The German and Dutch words, which are common in accounts of contemporary events in Europe following the siege and sack of Magdeburg in 1631, are of uncertain origin. They appear to have no Romance antecedents. According to R.J. Brunt, The Influence of the French Language on the German Vocabulary: 1649-1735 (De Gruyter, 2013) "…Ger[man] Blockade probably derives from Ital[ian] bloccato, the past part[iciple] of the verb bloccare 'stringere con il blocco, privare di refornimenti" (p. 160). It seems much more likely however, as Brunt suggests in the same paragraph, that the word was formed from German bloquiren (present-day blockieren), attested earlier and probably borrowed from French blocquer (though in this sense the word is attested only slightly earlier). The suffix -ade/-ada is a distinct borrowing from Romance sources. The Dutch word may have been borrowed from German, or independently formed from blockeren "to enclose" (present-day blokkeren "to obstruct"), also borrowed from French.
: interruption of normal physiological function (as transmission of nerve impulses) of a cellular receptor, tissue, or organ
: inhibition of a physiologically active substance (as a hormone)
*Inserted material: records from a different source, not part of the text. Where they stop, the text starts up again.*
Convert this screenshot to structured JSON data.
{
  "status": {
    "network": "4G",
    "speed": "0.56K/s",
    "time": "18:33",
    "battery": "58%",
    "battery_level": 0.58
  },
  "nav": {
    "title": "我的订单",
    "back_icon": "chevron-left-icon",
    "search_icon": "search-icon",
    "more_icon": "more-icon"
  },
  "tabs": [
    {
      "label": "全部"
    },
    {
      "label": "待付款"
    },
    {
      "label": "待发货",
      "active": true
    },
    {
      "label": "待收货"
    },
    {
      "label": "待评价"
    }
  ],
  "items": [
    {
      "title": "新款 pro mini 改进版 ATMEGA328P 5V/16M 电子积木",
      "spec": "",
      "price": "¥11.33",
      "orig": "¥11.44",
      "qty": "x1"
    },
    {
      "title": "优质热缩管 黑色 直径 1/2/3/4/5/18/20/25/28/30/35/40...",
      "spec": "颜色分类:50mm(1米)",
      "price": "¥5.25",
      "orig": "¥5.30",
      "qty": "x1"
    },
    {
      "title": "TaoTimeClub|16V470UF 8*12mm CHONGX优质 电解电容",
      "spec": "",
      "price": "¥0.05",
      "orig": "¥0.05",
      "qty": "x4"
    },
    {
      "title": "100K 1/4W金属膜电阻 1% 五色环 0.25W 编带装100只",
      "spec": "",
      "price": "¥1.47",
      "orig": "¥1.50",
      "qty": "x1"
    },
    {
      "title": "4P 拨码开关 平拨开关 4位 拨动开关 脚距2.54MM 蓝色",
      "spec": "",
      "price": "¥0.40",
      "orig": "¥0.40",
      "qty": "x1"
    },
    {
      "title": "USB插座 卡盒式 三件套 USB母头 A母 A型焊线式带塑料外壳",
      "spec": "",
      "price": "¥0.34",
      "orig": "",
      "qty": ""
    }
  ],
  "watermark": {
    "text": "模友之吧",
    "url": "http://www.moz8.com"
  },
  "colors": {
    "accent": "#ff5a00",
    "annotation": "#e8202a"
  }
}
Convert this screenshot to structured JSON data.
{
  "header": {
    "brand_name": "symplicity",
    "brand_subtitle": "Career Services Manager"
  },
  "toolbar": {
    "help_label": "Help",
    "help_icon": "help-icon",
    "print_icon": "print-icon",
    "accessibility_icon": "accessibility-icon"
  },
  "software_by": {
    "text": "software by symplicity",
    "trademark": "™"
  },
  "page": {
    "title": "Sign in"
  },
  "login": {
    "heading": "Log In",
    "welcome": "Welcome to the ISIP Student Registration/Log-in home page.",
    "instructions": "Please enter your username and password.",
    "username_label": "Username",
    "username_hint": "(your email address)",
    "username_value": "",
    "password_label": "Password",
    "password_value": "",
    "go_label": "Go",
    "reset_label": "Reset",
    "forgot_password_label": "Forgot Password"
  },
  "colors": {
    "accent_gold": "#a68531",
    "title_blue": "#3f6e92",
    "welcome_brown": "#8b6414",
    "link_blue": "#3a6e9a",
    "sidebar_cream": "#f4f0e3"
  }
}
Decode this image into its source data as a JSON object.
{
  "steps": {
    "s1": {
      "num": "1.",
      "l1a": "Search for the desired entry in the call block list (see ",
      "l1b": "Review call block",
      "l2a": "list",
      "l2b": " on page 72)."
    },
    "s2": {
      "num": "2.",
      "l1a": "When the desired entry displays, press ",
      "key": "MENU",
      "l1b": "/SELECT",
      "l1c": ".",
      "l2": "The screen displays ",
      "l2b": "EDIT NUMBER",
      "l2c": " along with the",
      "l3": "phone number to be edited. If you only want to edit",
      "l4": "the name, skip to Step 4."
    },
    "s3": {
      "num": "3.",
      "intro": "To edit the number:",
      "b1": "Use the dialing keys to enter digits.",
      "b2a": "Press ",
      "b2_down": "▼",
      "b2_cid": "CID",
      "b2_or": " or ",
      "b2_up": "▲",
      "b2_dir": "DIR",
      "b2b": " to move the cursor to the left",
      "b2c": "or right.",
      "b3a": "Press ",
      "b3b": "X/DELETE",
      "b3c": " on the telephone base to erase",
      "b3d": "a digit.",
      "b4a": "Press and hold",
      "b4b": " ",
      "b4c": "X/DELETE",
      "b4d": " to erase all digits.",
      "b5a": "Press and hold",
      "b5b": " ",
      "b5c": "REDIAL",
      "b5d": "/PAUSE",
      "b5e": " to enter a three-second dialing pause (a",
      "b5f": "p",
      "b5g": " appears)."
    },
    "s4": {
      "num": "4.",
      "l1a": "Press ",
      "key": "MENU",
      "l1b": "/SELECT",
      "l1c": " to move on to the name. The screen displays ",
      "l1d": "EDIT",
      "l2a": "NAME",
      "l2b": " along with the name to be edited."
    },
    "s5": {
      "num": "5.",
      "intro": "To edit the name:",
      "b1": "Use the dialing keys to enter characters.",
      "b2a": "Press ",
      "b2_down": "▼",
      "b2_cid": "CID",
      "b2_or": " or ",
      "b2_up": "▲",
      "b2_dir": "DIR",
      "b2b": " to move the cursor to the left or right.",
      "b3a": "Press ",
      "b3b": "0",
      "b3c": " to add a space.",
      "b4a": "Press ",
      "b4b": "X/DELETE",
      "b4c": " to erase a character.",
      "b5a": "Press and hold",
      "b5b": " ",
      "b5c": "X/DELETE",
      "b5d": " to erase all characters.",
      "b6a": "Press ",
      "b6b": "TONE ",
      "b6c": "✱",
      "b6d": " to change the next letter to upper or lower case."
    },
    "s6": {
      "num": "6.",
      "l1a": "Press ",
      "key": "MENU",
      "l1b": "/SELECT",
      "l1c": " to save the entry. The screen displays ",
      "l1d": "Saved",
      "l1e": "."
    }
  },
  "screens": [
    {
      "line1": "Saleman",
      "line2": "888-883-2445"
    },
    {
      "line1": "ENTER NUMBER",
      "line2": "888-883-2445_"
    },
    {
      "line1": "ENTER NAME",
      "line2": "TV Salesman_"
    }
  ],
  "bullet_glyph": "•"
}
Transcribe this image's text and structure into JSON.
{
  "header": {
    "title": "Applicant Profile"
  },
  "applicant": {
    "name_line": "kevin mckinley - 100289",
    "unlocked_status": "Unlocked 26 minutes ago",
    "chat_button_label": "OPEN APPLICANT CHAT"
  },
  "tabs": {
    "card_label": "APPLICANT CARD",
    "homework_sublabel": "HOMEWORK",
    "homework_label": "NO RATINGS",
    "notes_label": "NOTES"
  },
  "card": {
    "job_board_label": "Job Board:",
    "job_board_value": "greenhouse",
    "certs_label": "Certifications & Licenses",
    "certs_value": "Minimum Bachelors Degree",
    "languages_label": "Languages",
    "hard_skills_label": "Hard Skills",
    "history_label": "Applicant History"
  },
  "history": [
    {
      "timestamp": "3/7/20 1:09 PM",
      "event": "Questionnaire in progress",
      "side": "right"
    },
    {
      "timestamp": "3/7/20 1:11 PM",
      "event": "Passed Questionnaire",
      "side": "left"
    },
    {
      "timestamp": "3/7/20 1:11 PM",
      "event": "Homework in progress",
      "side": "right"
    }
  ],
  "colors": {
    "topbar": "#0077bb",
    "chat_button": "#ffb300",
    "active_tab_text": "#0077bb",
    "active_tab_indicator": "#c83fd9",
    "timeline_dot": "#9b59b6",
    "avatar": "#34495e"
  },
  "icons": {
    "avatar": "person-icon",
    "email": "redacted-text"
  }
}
: the process of reducing the phagocytic capabilities of the mononuclear phagocyte system by loading it with harmless material (as India ink or lampblack) which engages its cells in phagocytosis and prevents them from reacting to new antigenic material compare blocking antibody